The Travel Book coffee table tome offers a glimpse into each country – when to go, highlights to see, what local cuisine to savour, and a little bit of travel writer insight into the heart of each country’s culture. It’s an interesting read, and aims not to be an encyclopaedic reference, more a snapshot of the range and diversity on our planet.

Each page is a feast for the eyes with beautiful full colour images of the wonders of our world, natural, historic and cultural. Families will love this book, with kids having fun sharing the facts they learn; country size and population, official languages and capital city listed at the top of each page.

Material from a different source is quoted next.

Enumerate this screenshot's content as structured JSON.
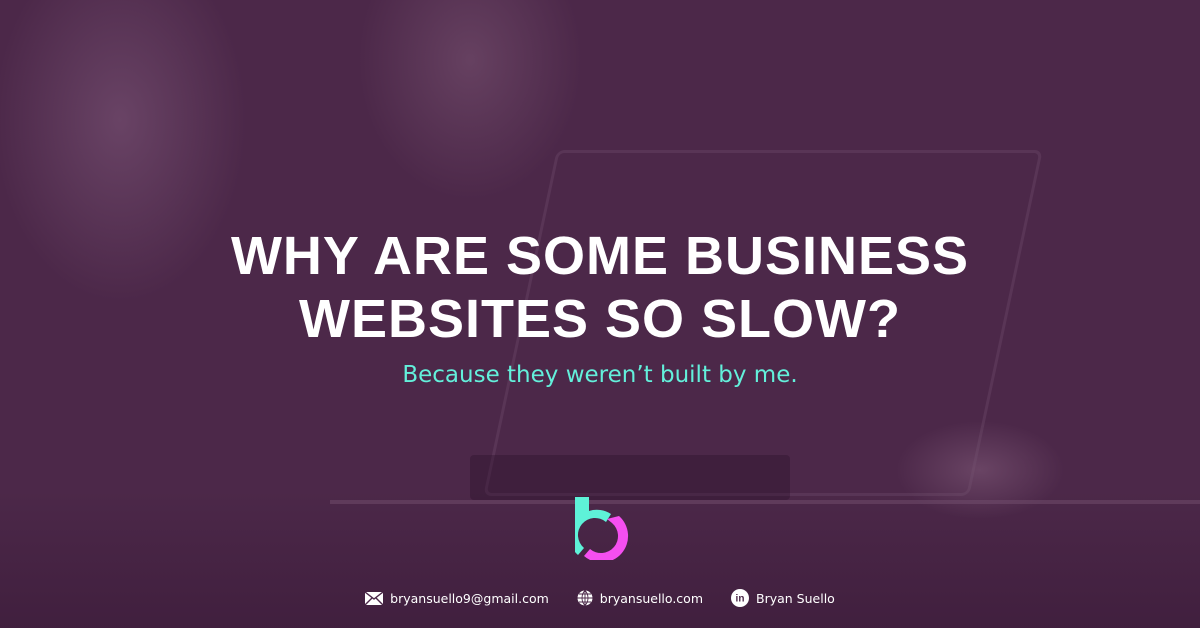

The Travel Book gives equal weight to every country, picking out what makes every place on the planet unique and worth wondering about. From Kiribati and Grenada to Canada and Ireland, every country gets its 15 minutes of fame in The Travel Book.

Imagine Agadez in Niger, one of the Sahara’s most romantic caravan towns, with an iconic pyramid-shaped mud mosque. Try a Bokit in Guadaloupe – a deep-fried pocket stuffed with saltfish, salad and creole sauce. Would you like to visit the 24,000 islands in the Swedish Stockholm Archipelago? I once spent a month in Sweden doing just that – although I only managed about ten of them, it was enough to plant a deep-seated love of the country.

Each country page also includes a ‘random fact’ – such as in Japan, it’s common to give gifts of fruit as a luxury product; one of the most expensive is the black-rind Densuke watermelon which can cost thousands of dollars.

The Travel Book is a great opportunity to take a moment out of your everyday to dream of faraway places and exotic cultures, challenging everything you know and are familiar with in your own life. Sit down with a bunch of post it notes and mark out all the places you want to see and experience, it might spark a booking to go there for real!

by Amie Lightbourne

The Travel Book
Lonely Planet
ISBN 9781787017634